The first stanza of the poem states, very blatantly, that a women can only possess perfection through death.
The woman is perfected. Her deadWhile the second line of the stanza continues in the second stanza, it is certain that Plath made this a conscious divide. She is making a very straightforward statement: a dead woman is perfect. (Sorry, I am not sure why this jumped over in the text field.) A reader can see the main theme of the poem through the repetition of words which depict death: dead, bare, empty, stiffens, and odors. Plath simply feels as if death is the only option for her to feel free and accomplished. Therefore, the feelings expressed in the poem are ones which heavily conflict with each other: depression and happiness. What is meant by this is that, according to Plath, one cannot escape depression, and find happiness, until they are dead.
While I think we can assume that this poem does express its author's feelings about (and attitudes to) life, death and possibly betrayal, I would suggest a small caveat. When writers -even ones as 'confessional' and personal as Plath - write about death, suicide, despair and so on, they have a pen in their hand or a keyboard at their fingertips, not, say, a knife or a bottle of poison. Plath in particular creates highly theatrical pieces which may indeed reveal a lot about the writer, but which are nevertheless crafted and detached, and in many poems she seems to have enjoyed death imagery.
Perhaps this, in fact, is where we should begin: in 'Edge' Plath's feelings and attitudes seem to be very much concerned with images, a tableau, moreover one which is a little shocking. Only the title 'Edge' might suggest something of her actual feelings, since the poem itself is not concerned with someone on the edge of anything. Rather, we have a static image of death, an actual image: a statue or death-effigy. And an ancient statue - after a suggestion of Greek tragedy 'a Greek necessity' (suicide - see the myth of Medea, who killed her children) in line 4, this is confirmed when we read that the statue wears a toga. Nevertheless, at the same time we have 'her dead body', and an illusion of a Greek necessity - so corpse, or statue? (And whose illusion, the woman's or that suggested to onlookers?) The poem runs both ideas sumultaneously, and the two things share common properties: stillness, stiffness, lifelessness - except of course that a statue has never lived, only represented someone who has.
The statue's breasts are 'pitchers', another suggestion of stone, but 'now empty' suggests recent death, something that has lived and was once full. The babies are dead, too - but they are 'coiled serpents', and 'white' - again, we have corpses, and marble, and something else: 'serpents' suggest threat, but dead serpents are no threat at all. Another set of metaphorical images is introduced with 'petals' - roses and the garden, 'stiffened' in the night-time, the night flowers exuding odours; but these odours 'bleed', and we are back with the image of a corpse beginning to stiffen, decay and seep.

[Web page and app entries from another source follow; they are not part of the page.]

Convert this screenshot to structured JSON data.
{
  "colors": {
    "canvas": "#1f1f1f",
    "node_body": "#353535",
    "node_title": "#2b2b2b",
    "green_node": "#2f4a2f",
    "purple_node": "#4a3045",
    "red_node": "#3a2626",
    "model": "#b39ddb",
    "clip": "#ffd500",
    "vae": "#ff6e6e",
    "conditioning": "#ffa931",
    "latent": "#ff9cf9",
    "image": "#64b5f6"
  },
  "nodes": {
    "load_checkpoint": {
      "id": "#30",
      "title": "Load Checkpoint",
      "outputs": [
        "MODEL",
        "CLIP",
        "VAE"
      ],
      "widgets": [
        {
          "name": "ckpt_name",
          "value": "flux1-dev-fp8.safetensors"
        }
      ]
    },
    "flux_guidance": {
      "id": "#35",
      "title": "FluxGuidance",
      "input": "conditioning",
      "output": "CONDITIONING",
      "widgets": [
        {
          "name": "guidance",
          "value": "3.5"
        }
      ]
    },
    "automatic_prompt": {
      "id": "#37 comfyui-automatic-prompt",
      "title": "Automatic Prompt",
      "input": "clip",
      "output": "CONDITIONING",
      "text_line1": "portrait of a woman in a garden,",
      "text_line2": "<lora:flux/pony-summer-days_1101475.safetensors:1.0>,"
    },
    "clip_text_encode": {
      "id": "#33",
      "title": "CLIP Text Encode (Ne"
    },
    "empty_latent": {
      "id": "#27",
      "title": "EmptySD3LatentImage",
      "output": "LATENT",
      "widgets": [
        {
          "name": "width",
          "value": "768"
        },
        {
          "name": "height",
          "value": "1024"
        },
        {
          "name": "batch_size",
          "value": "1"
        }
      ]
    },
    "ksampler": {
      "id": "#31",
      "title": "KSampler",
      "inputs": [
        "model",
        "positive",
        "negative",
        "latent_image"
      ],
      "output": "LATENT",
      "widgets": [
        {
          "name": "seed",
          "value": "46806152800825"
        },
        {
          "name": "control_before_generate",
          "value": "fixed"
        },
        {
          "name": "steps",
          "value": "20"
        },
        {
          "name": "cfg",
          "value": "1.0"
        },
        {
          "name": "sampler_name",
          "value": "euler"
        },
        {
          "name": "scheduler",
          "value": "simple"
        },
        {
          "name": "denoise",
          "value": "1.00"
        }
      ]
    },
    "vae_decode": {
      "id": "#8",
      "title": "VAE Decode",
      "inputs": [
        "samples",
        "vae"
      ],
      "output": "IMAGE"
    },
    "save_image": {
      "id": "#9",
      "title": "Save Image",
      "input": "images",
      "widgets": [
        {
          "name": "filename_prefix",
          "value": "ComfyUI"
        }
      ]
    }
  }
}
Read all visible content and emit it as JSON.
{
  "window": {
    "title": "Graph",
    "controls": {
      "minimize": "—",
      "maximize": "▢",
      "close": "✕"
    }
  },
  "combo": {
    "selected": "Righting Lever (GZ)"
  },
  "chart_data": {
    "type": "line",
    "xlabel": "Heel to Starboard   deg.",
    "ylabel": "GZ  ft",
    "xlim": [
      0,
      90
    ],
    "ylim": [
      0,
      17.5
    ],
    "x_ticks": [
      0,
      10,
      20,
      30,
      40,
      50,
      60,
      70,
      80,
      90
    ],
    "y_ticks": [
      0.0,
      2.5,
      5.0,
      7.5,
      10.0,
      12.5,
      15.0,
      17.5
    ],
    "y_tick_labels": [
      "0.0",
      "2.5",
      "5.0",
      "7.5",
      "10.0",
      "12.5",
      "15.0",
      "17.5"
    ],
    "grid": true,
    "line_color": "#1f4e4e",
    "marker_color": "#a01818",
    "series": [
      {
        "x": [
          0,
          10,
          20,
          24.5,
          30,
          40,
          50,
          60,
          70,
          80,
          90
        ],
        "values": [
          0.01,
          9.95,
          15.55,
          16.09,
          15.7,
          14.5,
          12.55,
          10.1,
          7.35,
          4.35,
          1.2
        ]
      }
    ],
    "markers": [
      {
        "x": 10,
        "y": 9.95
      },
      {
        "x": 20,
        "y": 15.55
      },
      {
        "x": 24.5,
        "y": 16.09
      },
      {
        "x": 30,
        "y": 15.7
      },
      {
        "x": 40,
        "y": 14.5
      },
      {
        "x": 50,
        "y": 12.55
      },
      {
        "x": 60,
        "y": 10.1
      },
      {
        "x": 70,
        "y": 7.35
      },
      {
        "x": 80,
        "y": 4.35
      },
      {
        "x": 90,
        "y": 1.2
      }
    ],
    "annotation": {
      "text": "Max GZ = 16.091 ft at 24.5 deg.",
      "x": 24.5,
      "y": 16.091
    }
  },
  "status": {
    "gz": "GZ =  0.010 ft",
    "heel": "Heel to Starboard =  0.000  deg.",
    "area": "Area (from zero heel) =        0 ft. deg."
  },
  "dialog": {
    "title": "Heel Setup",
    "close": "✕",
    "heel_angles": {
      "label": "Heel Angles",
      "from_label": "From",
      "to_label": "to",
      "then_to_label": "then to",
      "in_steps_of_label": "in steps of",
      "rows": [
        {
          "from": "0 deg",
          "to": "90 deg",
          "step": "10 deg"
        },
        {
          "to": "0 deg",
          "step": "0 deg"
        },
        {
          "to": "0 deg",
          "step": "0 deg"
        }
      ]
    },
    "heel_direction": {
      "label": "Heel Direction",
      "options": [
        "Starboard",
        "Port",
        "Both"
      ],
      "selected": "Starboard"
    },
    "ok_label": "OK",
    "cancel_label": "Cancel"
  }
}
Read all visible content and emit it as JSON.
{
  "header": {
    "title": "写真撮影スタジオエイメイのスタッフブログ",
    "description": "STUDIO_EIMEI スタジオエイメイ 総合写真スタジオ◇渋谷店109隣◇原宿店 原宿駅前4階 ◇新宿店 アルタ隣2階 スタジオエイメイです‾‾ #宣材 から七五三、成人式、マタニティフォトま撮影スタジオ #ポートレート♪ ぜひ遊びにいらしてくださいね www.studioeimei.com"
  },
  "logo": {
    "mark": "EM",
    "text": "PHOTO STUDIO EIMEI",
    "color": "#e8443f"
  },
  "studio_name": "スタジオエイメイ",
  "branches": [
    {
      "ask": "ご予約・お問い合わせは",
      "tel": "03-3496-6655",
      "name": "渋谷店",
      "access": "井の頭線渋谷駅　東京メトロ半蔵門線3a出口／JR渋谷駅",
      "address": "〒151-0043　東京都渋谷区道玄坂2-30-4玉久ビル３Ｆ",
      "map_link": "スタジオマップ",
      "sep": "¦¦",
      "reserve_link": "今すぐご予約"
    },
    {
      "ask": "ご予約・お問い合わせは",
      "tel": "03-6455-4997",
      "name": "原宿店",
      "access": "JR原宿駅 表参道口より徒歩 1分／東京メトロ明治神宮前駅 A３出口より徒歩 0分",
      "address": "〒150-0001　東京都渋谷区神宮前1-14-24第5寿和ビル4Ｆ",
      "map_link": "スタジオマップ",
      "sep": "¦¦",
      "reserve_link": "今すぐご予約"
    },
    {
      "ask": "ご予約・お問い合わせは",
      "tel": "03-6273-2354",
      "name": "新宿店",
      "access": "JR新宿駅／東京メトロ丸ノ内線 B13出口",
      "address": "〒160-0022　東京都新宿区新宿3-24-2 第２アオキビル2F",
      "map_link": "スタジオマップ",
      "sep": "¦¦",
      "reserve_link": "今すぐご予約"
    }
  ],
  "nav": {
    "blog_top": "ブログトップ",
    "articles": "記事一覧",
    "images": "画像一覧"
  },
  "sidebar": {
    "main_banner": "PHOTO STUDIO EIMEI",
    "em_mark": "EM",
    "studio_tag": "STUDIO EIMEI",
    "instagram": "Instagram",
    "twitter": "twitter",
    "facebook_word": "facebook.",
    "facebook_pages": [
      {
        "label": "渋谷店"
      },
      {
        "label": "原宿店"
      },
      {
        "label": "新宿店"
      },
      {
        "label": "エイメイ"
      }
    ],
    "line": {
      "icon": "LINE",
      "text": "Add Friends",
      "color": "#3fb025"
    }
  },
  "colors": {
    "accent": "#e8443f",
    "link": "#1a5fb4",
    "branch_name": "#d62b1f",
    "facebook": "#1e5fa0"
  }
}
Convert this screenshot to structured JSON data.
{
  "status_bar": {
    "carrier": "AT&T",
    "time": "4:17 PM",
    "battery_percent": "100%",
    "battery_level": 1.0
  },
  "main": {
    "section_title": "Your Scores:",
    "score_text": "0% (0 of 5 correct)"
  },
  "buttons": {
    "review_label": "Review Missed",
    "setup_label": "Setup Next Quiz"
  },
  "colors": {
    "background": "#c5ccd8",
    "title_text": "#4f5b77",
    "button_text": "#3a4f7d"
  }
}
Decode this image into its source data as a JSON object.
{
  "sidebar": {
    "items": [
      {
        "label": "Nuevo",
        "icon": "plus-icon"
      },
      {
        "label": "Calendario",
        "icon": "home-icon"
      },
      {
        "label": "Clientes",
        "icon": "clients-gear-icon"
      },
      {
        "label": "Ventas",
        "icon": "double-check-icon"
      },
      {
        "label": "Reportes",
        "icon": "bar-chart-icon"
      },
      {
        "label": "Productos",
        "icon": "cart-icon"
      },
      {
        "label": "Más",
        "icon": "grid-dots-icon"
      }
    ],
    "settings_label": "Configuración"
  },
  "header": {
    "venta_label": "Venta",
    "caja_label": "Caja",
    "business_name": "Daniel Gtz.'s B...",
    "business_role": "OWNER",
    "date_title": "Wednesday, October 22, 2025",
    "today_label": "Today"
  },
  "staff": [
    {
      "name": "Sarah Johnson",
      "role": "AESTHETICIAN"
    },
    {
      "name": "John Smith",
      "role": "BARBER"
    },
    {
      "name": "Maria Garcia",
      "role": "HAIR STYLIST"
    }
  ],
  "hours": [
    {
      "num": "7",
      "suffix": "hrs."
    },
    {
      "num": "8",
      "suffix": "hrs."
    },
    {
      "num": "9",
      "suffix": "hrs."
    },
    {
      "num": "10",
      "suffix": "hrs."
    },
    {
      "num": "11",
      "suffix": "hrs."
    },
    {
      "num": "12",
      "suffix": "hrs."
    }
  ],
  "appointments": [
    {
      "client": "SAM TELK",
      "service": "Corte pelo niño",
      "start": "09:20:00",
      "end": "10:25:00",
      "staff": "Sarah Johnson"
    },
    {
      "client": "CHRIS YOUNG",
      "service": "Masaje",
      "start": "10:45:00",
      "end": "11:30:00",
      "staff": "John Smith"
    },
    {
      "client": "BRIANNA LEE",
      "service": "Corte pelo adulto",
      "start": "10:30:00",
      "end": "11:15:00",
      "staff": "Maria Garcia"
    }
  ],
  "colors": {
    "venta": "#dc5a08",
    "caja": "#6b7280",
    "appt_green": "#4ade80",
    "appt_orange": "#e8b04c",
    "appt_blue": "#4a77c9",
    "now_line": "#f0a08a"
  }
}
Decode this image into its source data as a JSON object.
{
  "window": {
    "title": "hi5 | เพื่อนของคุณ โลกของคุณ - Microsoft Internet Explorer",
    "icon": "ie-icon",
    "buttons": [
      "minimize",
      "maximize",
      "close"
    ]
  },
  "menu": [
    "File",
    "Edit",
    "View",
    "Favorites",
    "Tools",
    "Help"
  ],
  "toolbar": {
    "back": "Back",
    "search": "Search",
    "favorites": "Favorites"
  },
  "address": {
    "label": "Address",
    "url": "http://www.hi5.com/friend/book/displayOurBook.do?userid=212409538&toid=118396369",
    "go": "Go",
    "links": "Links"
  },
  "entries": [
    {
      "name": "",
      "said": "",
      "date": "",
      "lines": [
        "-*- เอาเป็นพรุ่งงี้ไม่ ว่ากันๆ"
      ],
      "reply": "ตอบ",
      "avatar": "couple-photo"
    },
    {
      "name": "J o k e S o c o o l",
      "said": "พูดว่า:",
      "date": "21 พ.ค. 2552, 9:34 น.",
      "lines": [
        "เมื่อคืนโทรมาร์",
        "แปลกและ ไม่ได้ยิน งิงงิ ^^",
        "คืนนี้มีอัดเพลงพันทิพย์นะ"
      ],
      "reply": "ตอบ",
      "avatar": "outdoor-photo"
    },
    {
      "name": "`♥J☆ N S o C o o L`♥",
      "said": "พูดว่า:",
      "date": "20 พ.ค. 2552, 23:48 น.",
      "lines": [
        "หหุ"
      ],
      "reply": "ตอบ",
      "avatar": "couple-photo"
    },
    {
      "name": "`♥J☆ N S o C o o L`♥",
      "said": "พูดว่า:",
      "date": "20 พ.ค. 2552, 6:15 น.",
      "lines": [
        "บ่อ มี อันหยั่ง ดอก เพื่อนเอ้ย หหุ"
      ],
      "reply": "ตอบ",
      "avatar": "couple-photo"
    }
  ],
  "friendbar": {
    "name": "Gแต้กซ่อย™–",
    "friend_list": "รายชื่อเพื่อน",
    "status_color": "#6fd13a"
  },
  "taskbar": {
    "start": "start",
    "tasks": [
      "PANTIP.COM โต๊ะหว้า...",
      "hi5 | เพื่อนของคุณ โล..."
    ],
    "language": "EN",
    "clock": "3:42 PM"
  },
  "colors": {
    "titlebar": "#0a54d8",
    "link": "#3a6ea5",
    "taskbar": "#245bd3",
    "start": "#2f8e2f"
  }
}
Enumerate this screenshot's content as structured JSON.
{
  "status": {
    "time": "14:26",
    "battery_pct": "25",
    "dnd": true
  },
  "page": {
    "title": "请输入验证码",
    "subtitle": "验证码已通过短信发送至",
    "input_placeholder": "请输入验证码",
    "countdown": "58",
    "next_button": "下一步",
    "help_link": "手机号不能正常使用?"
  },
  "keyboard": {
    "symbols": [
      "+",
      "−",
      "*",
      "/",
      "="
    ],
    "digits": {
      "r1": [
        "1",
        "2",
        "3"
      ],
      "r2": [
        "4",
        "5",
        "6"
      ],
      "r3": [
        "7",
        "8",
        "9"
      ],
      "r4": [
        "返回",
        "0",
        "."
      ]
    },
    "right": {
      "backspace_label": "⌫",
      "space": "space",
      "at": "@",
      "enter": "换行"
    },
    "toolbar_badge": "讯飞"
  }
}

With the moon, the focus of the poem changes, pulls back from the close-up, as does the language, from the highly-charged and poetic imagery of the garden, the roses, to a prosaic 'nothing to be sad about...she is used to this sort of thing', as if the moon is an onlooker, one that may represent the human witnesses the writer imagines regarding her own death. Consider the tiredness and resignation in 'this sort of thing' - after the grandeur, death is just another of those ordinary things. The moon suggests the universe on a far greater scale than the merely personal, in which one death among millions matters nothing, yet Plath personifies 'her', whose 'blacks crackle and drag', casting the moon as one of those figures at funerals who attend but do not mourn. Is this (if anything is) Plath's sense of betrayal - that (her) death is/would be insignificant?